Fears Rockhampton nurse could spark second wave

 

A HEALTH expert has warned a second wave of COVID-19 transmissions could be triggered by an infected Rockhampton aged care nurse who continued to work and study while waiting for virus test results.

The nurse, who is a student at Central Queensland University, earlier this month attended the campus library and was given permission to travel to Brisbane, for what is believed to have been medical reasons.

An investigation is now underway into how the nurse was able to continue working with vulnerable elderly people.

A Rockhampton library the nurse visited has been cleaned and aged care residents evacuated from the wing that the nurse worked in.

North Rockhampton Nursing Centre in Rockhampton. Picture: AAP Image/Levi Appleton
North Rockhampton Nursing Centre in Rockhampton. Picture: AAP Image/Levi Appleton

The nursing centre remained in lock down last night as the Central Queensland Hospital and Health Service began moving some residents into hospital beds to allow remaining residents to better quarantine.

The move came despite all 193 staff and residents returning negative initial coronavirus tests.
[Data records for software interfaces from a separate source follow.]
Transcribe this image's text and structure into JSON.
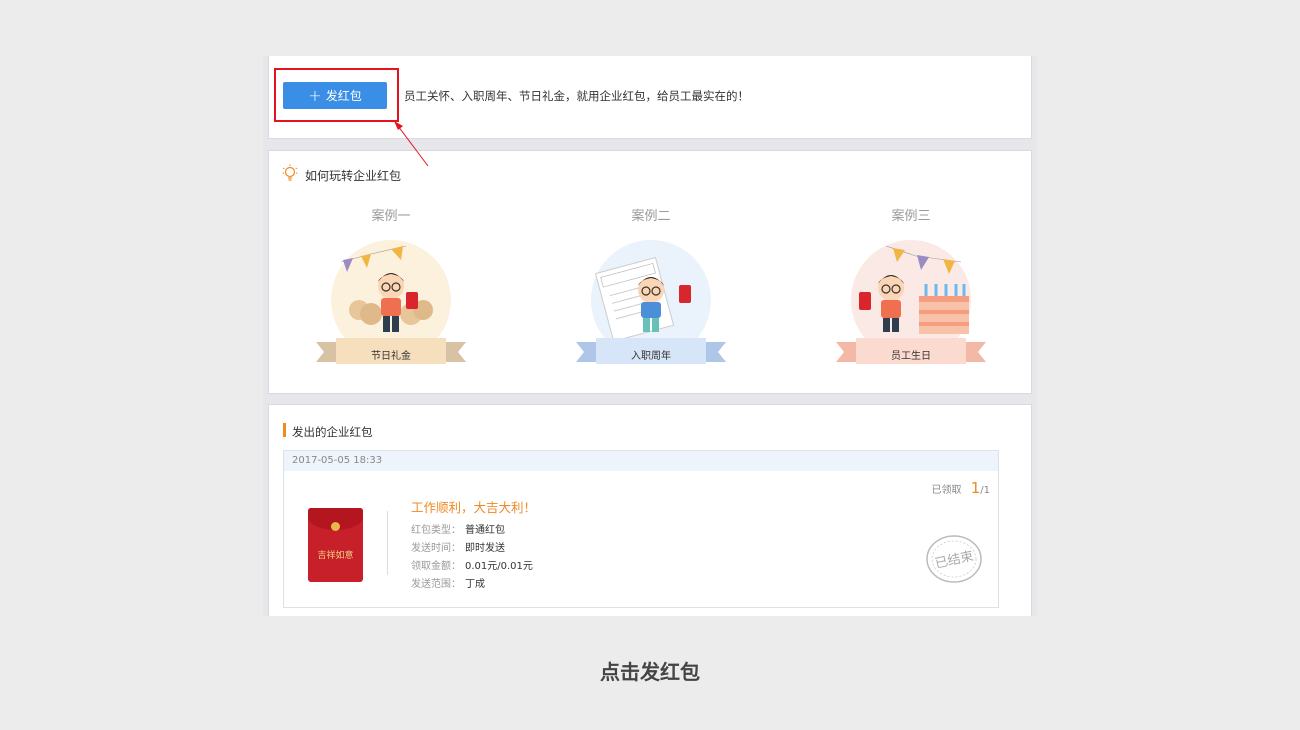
{
  "top": {
    "send_button_label": "发红包",
    "slogan": "员工关怀、入职周年、节日礼金，就用企业红包，给员工最实在的！"
  },
  "how": {
    "title": "如何玩转企业红包",
    "cases": [
      {
        "title": "案例一",
        "label": "节日礼金"
      },
      {
        "title": "案例二",
        "label": "入职周年"
      },
      {
        "title": "案例三",
        "label": "员工生日"
      }
    ]
  },
  "sent": {
    "title": "发出的企业红包",
    "record": {
      "datetime": "2017-05-05 18:33",
      "claimed_label": "已领取",
      "claimed_count": "1",
      "claimed_total": "/1",
      "envelope_text": "吉祥如意",
      "name": "工作顺利，大吉大利！",
      "rows": [
        {
          "label": "红包类型：",
          "value": "普通红包"
        },
        {
          "label": "发送时间：",
          "value": "即时发送"
        },
        {
          "label": "领取金额：",
          "value": "0.01元/0.01元"
        },
        {
          "label": "发送范围：",
          "value": "丁成"
        }
      ],
      "stamp_text": "已结束"
    }
  },
  "caption": "点击发红包",
  "colors": {
    "accent_blue": "#3a8ee6",
    "accent_orange": "#f08a24",
    "highlight_red": "#e3141f"
  }
}
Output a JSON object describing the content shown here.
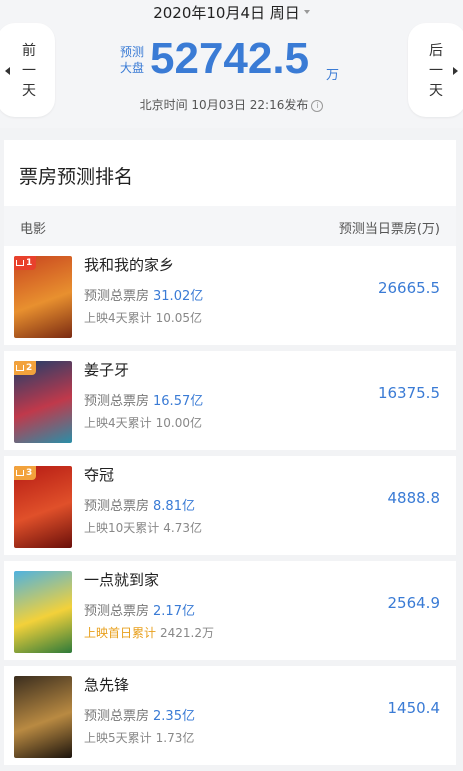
{
  "header": {
    "date": "2020年10月4日 周日",
    "prev_day": "前一天",
    "next_day": "后一天",
    "predicted_label": "预测大盘",
    "total_value": "52742.5",
    "total_unit": "万",
    "publish_time": "北京时间 10月03日 22:16发布",
    "info_icon": "ⓘ"
  },
  "section": {
    "title": "票房预测排名",
    "col_movie": "电影",
    "col_prediction": "预测当日票房(万)"
  },
  "movies": [
    {
      "rank": "1",
      "title": "我和我的家乡",
      "total_label": "预测总票房",
      "total": "31.02亿",
      "cum_label": "上映4天累计",
      "cum": "10.05亿",
      "pred": "26665.5",
      "badge_color": "#e8412c",
      "poster_colors": [
        "#c8451f",
        "#e8902f",
        "#7a2a12"
      ]
    },
    {
      "rank": "2",
      "title": "姜子牙",
      "total_label": "预测总票房",
      "total": "16.57亿",
      "cum_label": "上映4天累计",
      "cum": "10.00亿",
      "pred": "16375.5",
      "badge_color": "#f2a23c",
      "poster_colors": [
        "#1c3e6b",
        "#c0394b",
        "#2a8fa8"
      ]
    },
    {
      "rank": "3",
      "title": "夺冠",
      "total_label": "预测总票房",
      "total": "8.81亿",
      "cum_label": "上映10天累计",
      "cum": "4.73亿",
      "pred": "4888.8",
      "badge_color": "#f2a23c",
      "poster_colors": [
        "#b51b14",
        "#e0502a",
        "#6a0f0a"
      ]
    },
    {
      "rank": "",
      "title": "一点就到家",
      "total_label": "预测总票房",
      "total": "2.17亿",
      "cum_label": "上映首日累计",
      "cum": "2421.2万",
      "pred": "2564.9",
      "badge_color": "",
      "poster_colors": [
        "#4fb2e0",
        "#f3d13a",
        "#2d7a3a"
      ]
    },
    {
      "rank": "",
      "title": "急先锋",
      "total_label": "预测总票房",
      "total": "2.35亿",
      "cum_label": "上映5天累计",
      "cum": "1.73亿",
      "pred": "1450.4",
      "badge_color": "",
      "poster_colors": [
        "#3a2d1e",
        "#b98a42",
        "#1c140d"
      ]
    }
  ],
  "colors": {
    "accent": "#3a7bd5",
    "highlight": "#e8a01d"
  }
}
Dr Lisa Bricknell, a CQU public health academic and former Queensland Health contact tracer, a case like this had the possibility of a dangerously widespread web of transmission.

She said the state was particularly vulnerable as isolation rules began to be relaxed.

"As isolation restrictions start to ease this case is a massive warning to Queenslanders to understand that they still cannot be complacent as it only takes one case for it to trigger a damaging spread,'' she said.

Health Minister Steven Miles admitted his deep disappointment over the incident.

He said extensive testing continued in Rockhampton in an attempt to trace anyone who have become infected.

"It is unacceptable and there will be an investigation into what occurred,'' he said.

Queensland Law Society immediate past president Bill Potts said if people died as a result of the nurse's actions then lawsuits could follow.

"People have to follow the Chief Medical Officer's directive around social distancing and the like but nurses are an essential service," he said.

"Where a legal issue arises is if one of these people she had contact with develops COVID-19 and died or suffered a serious illness I suspect that the operators of the nursing home may well find themselves civilly liable for any injury or harm for not having clearer, more strictly enforced policies.''

Queensland's Chief Health Officer Jeannette Young has said that there was no mistake made with the nurse's travel to and from Brisbane, as it was for an essential purpose.

It has been reported that the nurse received an exemption from her GP.

Dr Young said a Health Department investigation would also determine if the nurse was subject to daily temperature readings.

"That is what we are trying to confirm with the facility at the moment,'' Dr Young said.

"There was a requirement for that (temperature readings) to be in place across all our aged care facilities and indeed all our health care facilities.

"So we are trying to work out what happened there.''

Dr Young said the nurse's symptoms of the virus were very mild and the nurse was largely confined to reception work in the aged care facility.

Dr Bruce Willett, Chair of RACGP Queensland told The Sunday Mail that GPs are being inundated by requests from patients for special exemptions to work or to travel.

"GPs do not have the authority to give exemptions and the Chief Health Officer should issue a statement warning Queenslanders not to put pressure on their doctors for such letters. The GP can only write a letter explaining the patient has special medical or family circumstances the rest is up to Queensland Health or the police," Dr Willett said.

Originally published as Fears Rockhampton nurse could spark second wave